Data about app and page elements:
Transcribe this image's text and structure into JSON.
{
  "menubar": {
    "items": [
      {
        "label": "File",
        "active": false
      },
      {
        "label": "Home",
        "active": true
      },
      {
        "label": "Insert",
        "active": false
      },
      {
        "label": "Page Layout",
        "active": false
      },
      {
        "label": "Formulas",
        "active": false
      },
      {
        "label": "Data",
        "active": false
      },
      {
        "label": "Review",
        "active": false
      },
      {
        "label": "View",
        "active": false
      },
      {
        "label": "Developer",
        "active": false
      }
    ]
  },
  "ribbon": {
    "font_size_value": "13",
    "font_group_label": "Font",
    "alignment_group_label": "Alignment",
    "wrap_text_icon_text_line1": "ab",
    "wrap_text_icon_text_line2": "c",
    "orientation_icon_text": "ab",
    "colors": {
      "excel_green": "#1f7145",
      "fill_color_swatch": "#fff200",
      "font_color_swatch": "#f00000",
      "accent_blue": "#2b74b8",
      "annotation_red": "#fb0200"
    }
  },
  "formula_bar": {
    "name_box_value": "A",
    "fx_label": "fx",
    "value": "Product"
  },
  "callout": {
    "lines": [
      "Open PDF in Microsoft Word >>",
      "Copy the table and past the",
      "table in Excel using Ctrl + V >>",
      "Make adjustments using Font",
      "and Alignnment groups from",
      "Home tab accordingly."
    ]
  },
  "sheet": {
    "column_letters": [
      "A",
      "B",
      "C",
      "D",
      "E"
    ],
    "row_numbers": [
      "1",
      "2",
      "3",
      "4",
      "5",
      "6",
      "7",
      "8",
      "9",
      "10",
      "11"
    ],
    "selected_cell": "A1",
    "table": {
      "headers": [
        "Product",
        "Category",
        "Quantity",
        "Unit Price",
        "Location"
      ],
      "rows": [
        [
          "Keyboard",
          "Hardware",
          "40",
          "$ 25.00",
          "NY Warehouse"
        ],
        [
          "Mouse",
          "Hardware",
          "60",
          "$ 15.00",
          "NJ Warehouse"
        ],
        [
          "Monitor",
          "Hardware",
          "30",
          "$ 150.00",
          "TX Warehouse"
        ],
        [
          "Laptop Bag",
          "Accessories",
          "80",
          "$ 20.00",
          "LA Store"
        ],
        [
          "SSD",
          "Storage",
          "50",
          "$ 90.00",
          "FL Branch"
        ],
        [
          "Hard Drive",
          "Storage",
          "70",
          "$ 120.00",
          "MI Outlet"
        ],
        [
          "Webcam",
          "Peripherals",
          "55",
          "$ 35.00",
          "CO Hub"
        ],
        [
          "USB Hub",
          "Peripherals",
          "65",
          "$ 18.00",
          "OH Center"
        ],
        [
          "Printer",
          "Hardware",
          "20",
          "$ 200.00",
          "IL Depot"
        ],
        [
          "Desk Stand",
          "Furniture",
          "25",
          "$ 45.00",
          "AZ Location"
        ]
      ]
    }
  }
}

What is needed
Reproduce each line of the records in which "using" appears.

Result for this exercise
      "table in Excel using Ctrl + V >>",
      "Make adjustments using Font",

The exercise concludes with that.